■ **Material provided**:
--*--

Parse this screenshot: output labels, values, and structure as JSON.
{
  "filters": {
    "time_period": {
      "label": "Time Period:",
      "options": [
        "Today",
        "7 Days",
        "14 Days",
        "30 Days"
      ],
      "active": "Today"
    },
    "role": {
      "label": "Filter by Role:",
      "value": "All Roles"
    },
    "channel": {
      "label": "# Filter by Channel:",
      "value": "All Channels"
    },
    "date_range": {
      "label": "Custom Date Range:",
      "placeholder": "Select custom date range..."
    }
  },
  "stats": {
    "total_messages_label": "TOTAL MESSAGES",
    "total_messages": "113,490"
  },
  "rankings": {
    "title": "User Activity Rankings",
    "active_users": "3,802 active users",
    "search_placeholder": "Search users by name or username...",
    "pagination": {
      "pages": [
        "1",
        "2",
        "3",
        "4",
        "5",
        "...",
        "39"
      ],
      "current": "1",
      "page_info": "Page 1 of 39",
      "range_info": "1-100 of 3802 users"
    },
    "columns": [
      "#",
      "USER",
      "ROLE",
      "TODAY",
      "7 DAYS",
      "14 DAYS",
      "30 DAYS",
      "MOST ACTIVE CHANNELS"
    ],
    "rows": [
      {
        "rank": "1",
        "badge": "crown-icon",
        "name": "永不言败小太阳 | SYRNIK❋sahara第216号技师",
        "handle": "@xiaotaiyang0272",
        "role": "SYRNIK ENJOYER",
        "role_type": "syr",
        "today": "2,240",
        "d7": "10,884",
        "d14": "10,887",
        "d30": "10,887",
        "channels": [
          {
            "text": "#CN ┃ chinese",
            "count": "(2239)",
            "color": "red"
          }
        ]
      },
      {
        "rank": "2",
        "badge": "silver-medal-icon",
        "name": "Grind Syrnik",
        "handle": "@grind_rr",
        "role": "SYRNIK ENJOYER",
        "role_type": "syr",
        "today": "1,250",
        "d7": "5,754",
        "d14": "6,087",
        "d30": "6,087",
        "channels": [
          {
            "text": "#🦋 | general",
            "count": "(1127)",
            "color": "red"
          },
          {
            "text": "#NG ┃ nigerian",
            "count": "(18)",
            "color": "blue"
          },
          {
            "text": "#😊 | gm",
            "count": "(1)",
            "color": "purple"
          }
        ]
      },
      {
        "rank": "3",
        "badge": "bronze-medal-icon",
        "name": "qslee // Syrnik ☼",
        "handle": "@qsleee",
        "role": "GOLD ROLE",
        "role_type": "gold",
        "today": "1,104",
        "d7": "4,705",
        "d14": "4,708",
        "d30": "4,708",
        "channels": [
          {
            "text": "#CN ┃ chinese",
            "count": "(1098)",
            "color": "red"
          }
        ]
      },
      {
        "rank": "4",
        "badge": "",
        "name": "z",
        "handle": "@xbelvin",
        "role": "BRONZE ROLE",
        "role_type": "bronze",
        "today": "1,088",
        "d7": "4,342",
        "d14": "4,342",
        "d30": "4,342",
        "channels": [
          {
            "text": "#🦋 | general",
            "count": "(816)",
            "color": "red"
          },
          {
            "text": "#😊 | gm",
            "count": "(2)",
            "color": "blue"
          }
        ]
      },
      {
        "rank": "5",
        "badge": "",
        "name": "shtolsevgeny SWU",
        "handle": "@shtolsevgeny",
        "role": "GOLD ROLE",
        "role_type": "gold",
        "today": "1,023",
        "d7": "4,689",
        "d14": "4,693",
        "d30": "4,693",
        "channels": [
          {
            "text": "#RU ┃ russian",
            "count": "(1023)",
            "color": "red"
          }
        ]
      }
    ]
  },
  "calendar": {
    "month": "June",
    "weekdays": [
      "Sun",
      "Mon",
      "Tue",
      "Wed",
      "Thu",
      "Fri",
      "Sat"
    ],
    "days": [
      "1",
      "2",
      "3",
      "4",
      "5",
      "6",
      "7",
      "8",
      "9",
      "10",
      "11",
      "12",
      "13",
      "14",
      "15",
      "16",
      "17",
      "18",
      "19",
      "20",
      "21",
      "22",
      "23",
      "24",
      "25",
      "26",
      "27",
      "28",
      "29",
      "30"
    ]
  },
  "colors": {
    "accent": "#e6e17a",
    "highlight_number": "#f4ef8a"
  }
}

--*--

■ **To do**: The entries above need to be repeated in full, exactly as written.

■ **Result**:
Parse this screenshot: output labels, values, and structure as JSON.
{
  "filters": {
    "time_period": {
      "label": "Time Period:",
      "options": [
        "Today",
        "7 Days",
        "14 Days",
        "30 Days"
      ],
      "active": "Today"
    },
    "role": {
      "label": "Filter by Role:",
      "value": "All Roles"
    },
    "channel": {
      "label": "# Filter by Channel:",
      "value": "All Channels"
    },
    "date_range": {
      "label": "Custom Date Range:",
      "placeholder": "Select custom date range..."
    }
  },
  "stats": {
    "total_messages_label": "TOTAL MESSAGES",
    "total_messages": "113,490"
  },
  "rankings": {
    "title": "User Activity Rankings",
    "active_users": "3,802 active users",
    "search_placeholder": "Search users by name or username...",
    "pagination": {
      "pages": [
        "1",
        "2",
        "3",
        "4",
        "5",
        "...",
        "39"
      ],
      "current": "1",
      "page_info": "Page 1 of 39",
      "range_info": "1-100 of 3802 users"
    },
    "columns": [
      "#",
      "USER",
      "ROLE",
      "TODAY",
      "7 DAYS",
      "14 DAYS",
      "30 DAYS",
      "MOST ACTIVE CHANNELS"
    ],
    "rows": [
      {
        "rank": "1",
        "badge": "crown-icon",
        "name": "永不言败小太阳 | SYRNIK❋sahara第216号技师",
        "handle": "@xiaotaiyang0272",
        "role": "SYRNIK ENJOYER",
        "role_type": "syr",
        "today": "2,240",
        "d7": "10,884",
        "d14": "10,887",
        "d30": "10,887",
        "channels": [
          {
            "text": "#CN ┃ chinese",
            "count": "(2239)",
            "color": "red"
          }
        ]
      },
      {
        "rank": "2",
        "badge": "silver-medal-icon",
        "name": "Grind Syrnik",
        "handle": "@grind_rr",
        "role": "SYRNIK ENJOYER",
        "role_type": "syr",
        "today": "1,250",
        "d7": "5,754",
        "d14": "6,087",
        "d30": "6,087",
        "channels": [
          {
            "text": "#🦋 | general",
            "count": "(1127)",
            "color": "red"
          },
          {
            "text": "#NG ┃ nigerian",
            "count": "(18)",
            "color": "blue"
          },
          {
            "text": "#😊 | gm",
            "count": "(1)",
            "color": "purple"
          }
        ]
      },
      {
        "rank": "3",
        "badge": "bronze-medal-icon",
        "name": "qslee // Syrnik ☼",
        "handle": "@qsleee",
        "role": "GOLD ROLE",
        "role_type": "gold",
        "today": "1,104",
        "d7": "4,705",
        "d14": "4,708",
        "d30": "4,708",
        "channels": [
          {
            "text": "#CN ┃ chinese",
            "count": "(1098)",
            "color": "red"
          }
        ]
      },
      {
        "rank": "4",
        "badge": "",
        "name": "z",
        "handle": "@xbelvin",
        "role": "BRONZE ROLE",
        "role_type": "bronze",
        "today": "1,088",
        "d7": "4,342",
        "d14": "4,342",
        "d30": "4,342",
        "channels": [
          {
            "text": "#🦋 | general",
            "count": "(816)",
            "color": "red"
          },
          {
            "text": "#😊 | gm",
            "count": "(2)",
            "color": "blue"
          }
        ]
      },
      {
        "rank": "5",
        "badge": "",
        "name": "shtolsevgeny SWU",
        "handle": "@shtolsevgeny",
        "role": "GOLD ROLE",
        "role_type": "gold",
        "today": "1,023",
        "d7": "4,689",
        "d14": "4,693",
        "d30": "4,693",
        "channels": [
          {
            "text": "#RU ┃ russian",
            "count": "(1023)",
            "color": "red"
          }
        ]
      }
    ]
  },
  "calendar": {
    "month": "June",
    "weekdays": [
      "Sun",
      "Mon",
      "Tue",
      "Wed",
      "Thu",
      "Fri",
      "Sat"
    ],
    "days": [
      "1",
      "2",
      "3",
      "4",
      "5",
      "6",
      "7",
      "8",
      "9",
      "10",
      "11",
      "12",
      "13",
      "14",
      "15",
      "16",
      "17",
      "18",
      "19",
      "20",
      "21",
      "22",
      "23",
      "24",
      "25",
      "26",
      "27",
      "28",
      "29",
      "30"
    ]
  },
  "colors": {
    "accent": "#e6e17a",
    "highlight_number": "#f4ef8a"
  }
}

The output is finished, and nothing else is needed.